CRIMINAL PENALTIES: While in a foreign country, a U.S. citizen is subject to that country's laws and regulations, which sometimes differ significantly from those in the United States and may not afford the protections available to the individual under U.S. law. Penalties for breaking the law can be more severe than in the United States for similar offenses. Persons violating Antigua and Barbuda laws, even unknowingly, may be expelled, arrested or imprisoned. Penalties for possession, use, or trafficking in illegal drugs in Antigua and Barbuda are strict, and convicted offenders can expect jail sentences and heavy fines.
DISASTER PREPAREDNESS: Like all Caribbean countries, Antigua can be affected by hurricanes. The hurricane season normally runs from June to the end of November, but there have been hurricanes in December in recent years. General information about natural disaster preparedness is available via the Internet from the U.S. Federal Emergency Management Agency (FEMA) at http://www.fema.gov/.
CHILDREN'S ISSUES: For information on international adoption of children and international parental child abduction, please refer to our Internet site at http://travel.state.gov/children's_issues.html or telephone (202) 736-7000.
REGISTRATION/EMBASSY AND CONSULATE LOCATIONS: Americans living in or visiting Antigua and Barbuda are encouraged to register at the Consular Section of the U.S. Embassy in Bridgetown, Barbados. Travelers may contact the Embassy to obtain updated information on travel and security within Antigua and Barbuda. The Embassy is located in the Canadian Imperial Band and Commerce (CIBC) Building on Broad Street, telephone (246) 436-4950, web site http://www.usembassy.state.gov/posts/bb1/wwwhemb1.html. The Consular Section is located in the American Life Insurance Company (ALICO) Building, Cheapside, telephone (246)431-0225 or fax (246)431-0179, web site http://www.usembassy.state.gov/posts/bb1/wwwhcons.html. Hours of operation are 8:00 a.m. to 4:00 p.m., Monday - Friday, except local and U.S. holidays.

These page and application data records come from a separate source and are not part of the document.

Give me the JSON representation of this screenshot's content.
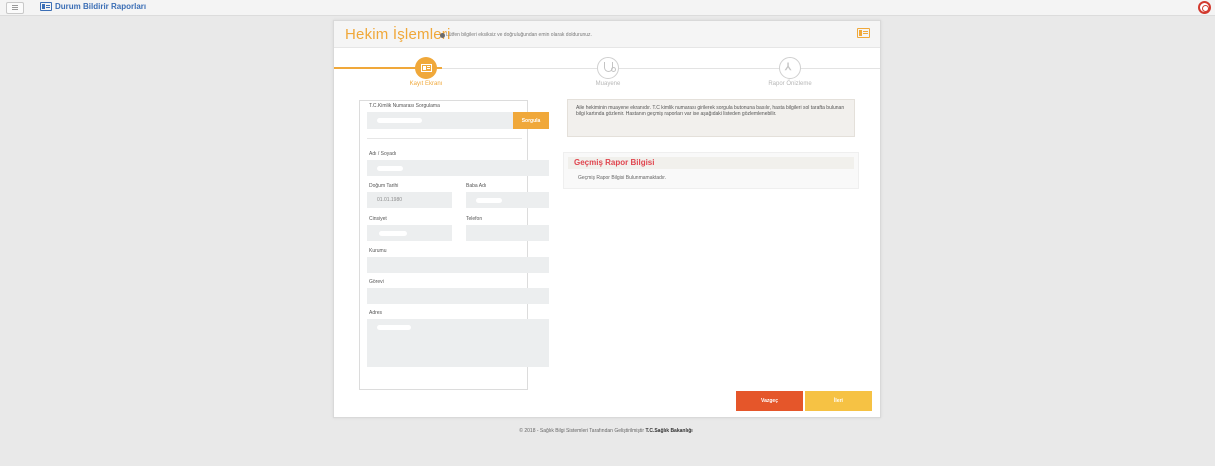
{
  "app": {
    "title": "Durum Bildirir Raporları"
  },
  "header": {
    "title": "Hekim İşlemleri",
    "subtitle": "Lütfen bilgileri eksiksiz ve doğruluğundan emin olarak doldurunuz."
  },
  "steps": [
    {
      "label": "Kayıt Ekranı",
      "state": "active",
      "icon": "id-card-icon"
    },
    {
      "label": "Muayene",
      "state": "idle",
      "icon": "stethoscope-icon"
    },
    {
      "label": "Rapor Önizleme",
      "state": "idle",
      "icon": "pdf-icon"
    }
  ],
  "form": {
    "tc_label": "T.C.Kimlik Numarası Sorgulama",
    "query_button": "Sorgula",
    "name_label": "Adı / Soyadı",
    "birth_label": "Doğum Tarihi",
    "birth_value": "01.01.1980",
    "father_label": "Baba Adı",
    "gender_label": "Cinsiyet",
    "phone_label": "Telefon",
    "institution_label": "Kurumu",
    "duty_label": "Görevi",
    "address_label": "Adres"
  },
  "notice": "Aile hekiminin muayene ekranıdır. T.C kimlik numarası girilerek sorgula butonuna basılır, hasta bilgileri sol tarafta bulunan bilgi kartında gözlenir. Hastanın geçmiş raporları var ise aşağıdaki listeden gözlemlenebilir.",
  "history": {
    "title": "Geçmiş Rapor Bilgisi",
    "empty_text": "Geçmiş Rapor Bilgisi Bulunmamaktadır."
  },
  "buttons": {
    "cancel": "Vazgeç",
    "next": "İleri"
  },
  "footer": {
    "text": "© 2018 - Sağlık Bilgi Sistemleri Tarafından Geliştirilmiştir",
    "org": "T.C.Sağlık Bakanlığı"
  },
  "colors": {
    "accent": "#f0a83a",
    "danger": "#e5562a",
    "warning": "#f6c244",
    "title_blue": "#3b6eb5",
    "history_red": "#e0454f"
  }
}
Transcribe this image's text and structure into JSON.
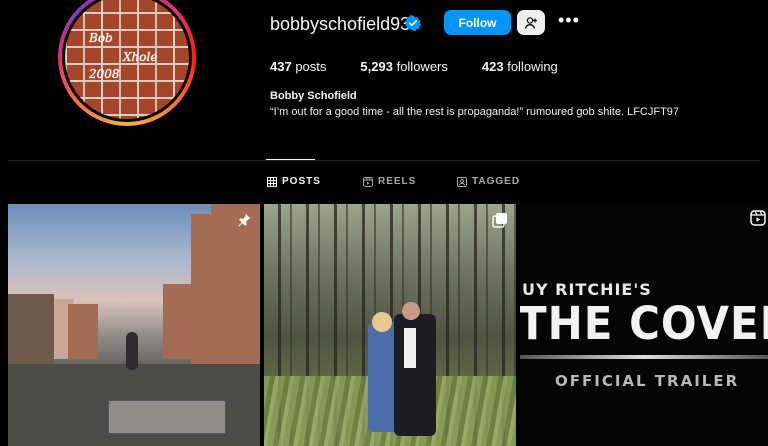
{
  "profile": {
    "username": "bobbyschofield93",
    "full_name": "Bobby Schofield",
    "bio": "“I’m out for a good time - all the rest is propaganda!” rumoured gob shite. LFCJFT97",
    "follow_label": "Follow",
    "avatar_text": [
      "Bob",
      "Xhole",
      "2008"
    ],
    "verified_color": "#0095f6"
  },
  "stats": {
    "posts_count": "437",
    "posts_label": "posts",
    "followers_count": "5,293",
    "followers_label": "followers",
    "following_count": "423",
    "following_label": "following"
  },
  "tabs": [
    {
      "label": "POSTS",
      "icon": "grid-icon",
      "active": true
    },
    {
      "label": "REELS",
      "icon": "reels-icon",
      "active": false
    },
    {
      "label": "TAGGED",
      "icon": "tagged-icon",
      "active": false
    }
  ],
  "posts": [
    {
      "badge": "pin-icon"
    },
    {
      "badge": "carousel-icon"
    },
    {
      "badge": "reels-icon",
      "text_lines": [
        "UY RITCHIE'S",
        "THE COVENAN",
        "OFFICIAL TRAILER"
      ]
    }
  ],
  "colors": {
    "accent": "#0095f6",
    "background": "#000000",
    "text": "#f5f5f5"
  }
}
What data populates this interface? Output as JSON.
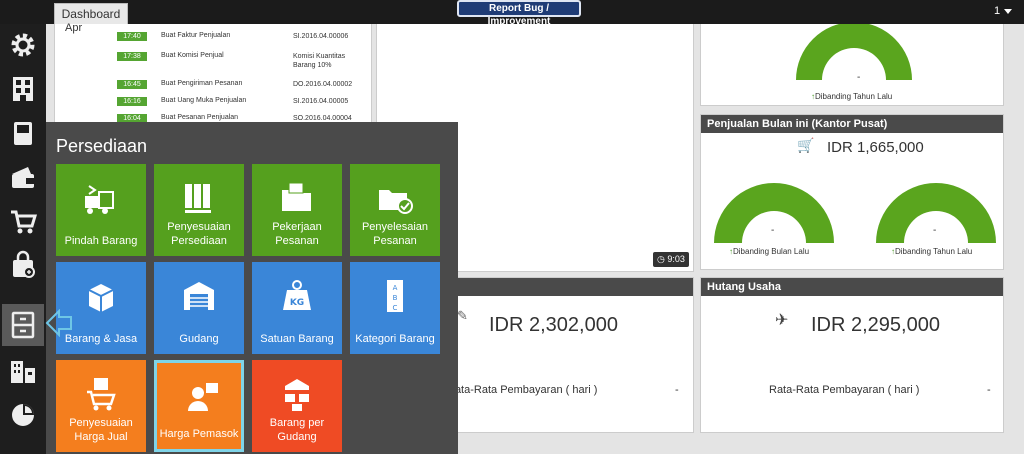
{
  "topbar": {
    "tab_dashboard": "Dashboard",
    "report_button": "Report Bug / Improvement",
    "user_indicator": "1"
  },
  "sidebar": {
    "items": [
      {
        "icon": "gear-icon"
      },
      {
        "icon": "building-icon"
      },
      {
        "icon": "book-icon"
      },
      {
        "icon": "wallet-icon"
      },
      {
        "icon": "cart-icon"
      },
      {
        "icon": "shopping-bag-icon"
      },
      {
        "icon": "cabinet-icon",
        "active": true
      },
      {
        "icon": "buildings-icon"
      },
      {
        "icon": "pie-chart-icon"
      }
    ]
  },
  "activity": {
    "header_fragment": "Apr",
    "rows": [
      {
        "time": "17:40",
        "text": "Buat Faktur Penjualan",
        "ref": "SI.2016.04.00006"
      },
      {
        "time": "17:38",
        "text": "Buat Komisi Penjual",
        "ref": "Komisi Kuantitas Barang 10%"
      },
      {
        "time": "16:45",
        "text": "Buat Pengiriman Pesanan",
        "ref": "DO.2016.04.00002"
      },
      {
        "time": "16:16",
        "text": "Buat Uang Muka Penjualan",
        "ref": "SI.2016.04.00005"
      },
      {
        "time": "16:04",
        "text": "Buat Pesanan Penjualan",
        "ref": "SO.2016.04.00004"
      }
    ]
  },
  "clock": {
    "time": "9:03"
  },
  "top_right_card": {
    "dash": "-",
    "caption": "Dibanding Tahun Lalu"
  },
  "sales_card": {
    "title": "Penjualan Bulan ini (Kantor Pusat)",
    "amount": "IDR 1,665,000",
    "gauge_left": {
      "dash": "-",
      "caption": "Dibanding Bulan Lalu"
    },
    "gauge_right": {
      "dash": "-",
      "caption": "Dibanding Tahun Lalu"
    }
  },
  "receivable_card": {
    "amount": "IDR 2,302,000",
    "label": "Rata-Rata Pembayaran ( hari )",
    "value": "-"
  },
  "hutang_card": {
    "title": "Hutang Usaha",
    "amount": "IDR 2,295,000",
    "label": "Rata-Rata Pembayaran ( hari )",
    "value": "-"
  },
  "popup": {
    "title": "Persediaan",
    "tiles": [
      {
        "label": "Pindah Barang",
        "icon": "forklift-icon",
        "color": "#55a01e"
      },
      {
        "label": "Penyesuaian Persediaan",
        "icon": "binders-icon",
        "color": "#55a01e"
      },
      {
        "label": "Pekerjaan Pesanan",
        "icon": "folder-icon",
        "color": "#55a01e"
      },
      {
        "label": "Penyelesaian Pesanan",
        "icon": "folder-check-icon",
        "color": "#55a01e"
      },
      {
        "label": "Barang & Jasa",
        "icon": "box-icon",
        "color": "#3a86d8"
      },
      {
        "label": "Gudang",
        "icon": "warehouse-icon",
        "color": "#3a86d8"
      },
      {
        "label": "Satuan Barang",
        "icon": "weight-kg-icon",
        "color": "#3a86d8"
      },
      {
        "label": "Kategori Barang",
        "icon": "abc-list-icon",
        "color": "#3a86d8"
      },
      {
        "label": "Penyesuaian Harga Jual",
        "icon": "price-cart-icon",
        "color": "#f47e1e"
      },
      {
        "label": "Harga Pemasok",
        "icon": "supplier-price-icon",
        "color": "#f47e1e",
        "selected": true
      },
      {
        "label": "Barang per Gudang",
        "icon": "goods-warehouse-icon",
        "color": "#ef4b24"
      }
    ]
  },
  "colors": {
    "gauge_green": "#5aa51e",
    "dark_header": "#4a4a4a",
    "selection_border": "#7fd4e8",
    "arrow_outline": "#6ec6e6"
  }
}
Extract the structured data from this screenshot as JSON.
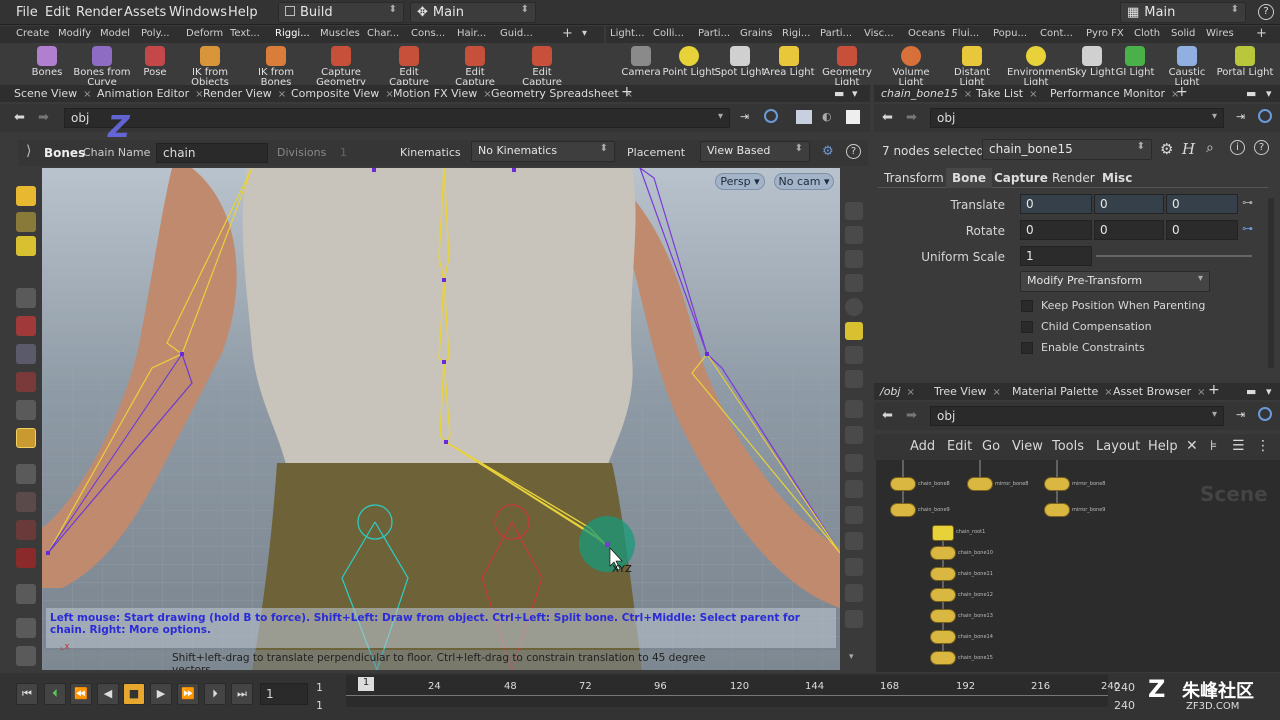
{
  "menubar": {
    "items": [
      "File",
      "Edit",
      "Render",
      "Assets",
      "Windows",
      "Help"
    ],
    "desktop": "Build",
    "context": "Main",
    "right_desktop": "Main",
    "help": "?"
  },
  "shelf_left": {
    "tabs": [
      "Create",
      "Modify",
      "Model",
      "Poly...",
      "Deform",
      "Text...",
      "Riggi...",
      "Muscles",
      "Char...",
      "Cons...",
      "Hair...",
      "Guid..."
    ],
    "tools": [
      {
        "label": "Bones",
        "icon": "bones-icon"
      },
      {
        "label": "Bones from Curve",
        "icon": "bones-from-curve-icon"
      },
      {
        "label": "Pose",
        "icon": "pose-icon"
      },
      {
        "label": "IK from Objects",
        "icon": "ik-from-objects-icon"
      },
      {
        "label": "IK from Bones",
        "icon": "ik-from-bones-icon"
      },
      {
        "label": "Capture Geometry",
        "icon": "capture-geometry-icon"
      },
      {
        "label": "Edit Capture Regions",
        "icon": "edit-capture-regions-icon"
      },
      {
        "label": "Edit Capture Weights",
        "icon": "edit-capture-weights-icon"
      },
      {
        "label": "Edit Capture Blends",
        "icon": "edit-capture-blends-icon"
      }
    ]
  },
  "shelf_right": {
    "tabs": [
      "Light...",
      "Colli...",
      "Parti...",
      "Grains",
      "Rigi...",
      "Parti...",
      "Visc...",
      "Oceans",
      "Flui...",
      "Popu...",
      "Cont...",
      "Pyro FX",
      "Cloth",
      "Solid",
      "Wires"
    ],
    "tools": [
      {
        "label": "Camera",
        "icon": "camera-icon"
      },
      {
        "label": "Point Light",
        "icon": "point-light-icon"
      },
      {
        "label": "Spot Light",
        "icon": "spot-light-icon"
      },
      {
        "label": "Area Light",
        "icon": "area-light-icon"
      },
      {
        "label": "Geometry Light",
        "icon": "geometry-light-icon"
      },
      {
        "label": "Volume Light",
        "icon": "volume-light-icon"
      },
      {
        "label": "Distant Light",
        "icon": "distant-light-icon"
      },
      {
        "label": "Environment Light",
        "icon": "environment-light-icon"
      },
      {
        "label": "Sky Light",
        "icon": "sky-light-icon"
      },
      {
        "label": "GI Light",
        "icon": "gi-light-icon"
      },
      {
        "label": "Caustic Light",
        "icon": "caustic-light-icon"
      },
      {
        "label": "Portal Light",
        "icon": "portal-light-icon"
      }
    ]
  },
  "left_tabs": [
    "Scene View",
    "Animation Editor",
    "Render View",
    "Composite View",
    "Motion FX View",
    "Geometry Spreadsheet"
  ],
  "left_path": "obj",
  "operator_bar": {
    "tool": "Bones",
    "chain_name_label": "Chain Name",
    "chain_name_value": "chain",
    "divisions_label": "Divisions",
    "divisions_value": "1",
    "kinematics_label": "Kinematics",
    "kinematics_value": "No Kinematics",
    "placement_label": "Placement",
    "placement_value": "View Based"
  },
  "viewport": {
    "persp": "Persp",
    "cam": "No cam",
    "handle_label": "XYZ",
    "hint": "Left mouse: Start drawing (hold B to force). Shift+Left: Draw from object. Ctrl+Left: Split bone. Ctrl+Middle: Select parent for chain. Right: More options.",
    "status": "Shift+left-drag to translate perpendicular to floor. Ctrl+left-drag to constrain translation to 45 degree vectors.",
    "overlay_letter": "Z"
  },
  "right_top_tabs": [
    "chain_bone15",
    "Take List",
    "Performance Monitor"
  ],
  "right_top_path": "obj",
  "params": {
    "selected_label": "7 nodes selected:",
    "selected_node": "chain_bone15",
    "tabs": [
      "Transform",
      "Bone",
      "Capture",
      "Render",
      "Misc"
    ],
    "translate_label": "Translate",
    "translate": [
      "0",
      "0",
      "0"
    ],
    "rotate_label": "Rotate",
    "rotate": [
      "0",
      "0",
      "0"
    ],
    "uniform_scale_label": "Uniform Scale",
    "uniform_scale": "1",
    "modify_pre_transform": "Modify Pre-Transform",
    "checkboxes": [
      "Keep Position When Parenting",
      "Child Compensation",
      "Enable Constraints"
    ]
  },
  "right_bottom_tabs": [
    "/obj",
    "Tree View",
    "Material Palette",
    "Asset Browser"
  ],
  "right_bottom_path": "obj",
  "network_menu": [
    "Add",
    "Edit",
    "Go",
    "View",
    "Tools",
    "Layout",
    "Help"
  ],
  "network": {
    "watermark": "Scene",
    "nodes": [
      {
        "label": "chain_bone8"
      },
      {
        "label": "mirror_bone8"
      },
      {
        "label": "mirror_bone8"
      },
      {
        "label": "chain_bone9"
      },
      {
        "label": "mirror_bone9"
      },
      {
        "label": "chain_root1"
      },
      {
        "label": "chain_bone10"
      },
      {
        "label": "chain_bone11"
      },
      {
        "label": "chain_bone12"
      },
      {
        "label": "chain_bone13"
      },
      {
        "label": "chain_bone14"
      },
      {
        "label": "chain_bone15"
      }
    ]
  },
  "timeline": {
    "current_frame": "1",
    "start": "1",
    "start2": "1",
    "ticks": [
      "1",
      "24",
      "48",
      "72",
      "96",
      "120",
      "144",
      "168",
      "192",
      "216",
      "240"
    ],
    "end": "240",
    "end2": "240",
    "watermark": "朱峰社区",
    "watermark_url": "ZF3D.COM"
  },
  "colors": {
    "accent": "#f0b830",
    "bone_yellow": "#e8d23a",
    "bone_purple": "#7a3ad8",
    "hint_text": "#2b2bd8"
  }
}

U.S. citizens may also register with the U.S. Consular Agent in Antigua, whose address is Bluff House, Pigeon Point, English Harbour, telephone (268)463-6531, fax (268)460-1569, or e-mail ryderj@candw.ag. The Consular Agent's hours of operations are 9:00 a.m. to 4:00 p.m., Monday-Friday, except local and U.S. holidays (please call for an appointment).
* * *
This replaces the Consular Information Sheet dated September 14, 1999 to update sections on Country Description, Entry/Exit Requirements, Medical Facilities, Medical Insurance, Traffic Safety and Road Conditions, Aviation Oversight, Registration/Embassy and Consulate Locations, and to add sections on Customs Regulations and Disaster Preparedness.